The platform is in it’s very initial stages, and currently I’m trying to spread the awareness that period shame still runs very deep, and still continues to ripple across both generations and borders. I want to use the platform to bring consciousness to more and more women and gather momentum in a very natural way. The end goal will be the curation of a book compiled of gentle feminist art as well as the truths that some women still face today. Profits raised from sales of the book will contribute towards NGOs working very passionately to create actual change.

How can people be more involved / educated to support the cause?

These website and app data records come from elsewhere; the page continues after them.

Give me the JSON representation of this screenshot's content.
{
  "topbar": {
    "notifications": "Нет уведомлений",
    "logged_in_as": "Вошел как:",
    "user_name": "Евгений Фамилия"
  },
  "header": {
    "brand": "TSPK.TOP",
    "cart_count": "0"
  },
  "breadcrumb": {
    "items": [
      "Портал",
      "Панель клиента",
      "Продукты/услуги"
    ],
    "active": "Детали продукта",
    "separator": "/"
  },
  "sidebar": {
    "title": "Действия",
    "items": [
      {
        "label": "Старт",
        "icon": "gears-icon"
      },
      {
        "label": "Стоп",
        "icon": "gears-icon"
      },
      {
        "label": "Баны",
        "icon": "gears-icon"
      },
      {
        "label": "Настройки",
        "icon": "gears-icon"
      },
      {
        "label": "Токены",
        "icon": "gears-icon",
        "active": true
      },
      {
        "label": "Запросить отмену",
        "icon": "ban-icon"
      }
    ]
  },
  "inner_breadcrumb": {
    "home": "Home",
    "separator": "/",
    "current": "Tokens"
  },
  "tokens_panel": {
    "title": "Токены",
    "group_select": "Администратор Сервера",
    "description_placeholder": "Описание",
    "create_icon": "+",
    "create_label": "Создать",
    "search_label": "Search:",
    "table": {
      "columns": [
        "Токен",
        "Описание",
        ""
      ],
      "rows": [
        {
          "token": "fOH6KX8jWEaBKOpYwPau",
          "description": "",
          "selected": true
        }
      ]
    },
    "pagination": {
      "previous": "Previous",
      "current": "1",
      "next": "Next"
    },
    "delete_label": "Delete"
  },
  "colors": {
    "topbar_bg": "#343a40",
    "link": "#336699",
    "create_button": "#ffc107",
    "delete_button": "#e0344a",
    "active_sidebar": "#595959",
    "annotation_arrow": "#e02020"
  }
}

Read, read, read! Knowledge is power and women are a worldwide community. It’s integral to stay informed about the injustices we face in all four corners of the world. It’s very easy to become engrossed in our days, but ultimately, what is more rewarding than fighting for change and equality? Social activist Kiese Laymon said ‘If we are not advocating for the women whose realities do not look like our own, then we are unequivocally a part of the problem’ and for me, this has never rang more true.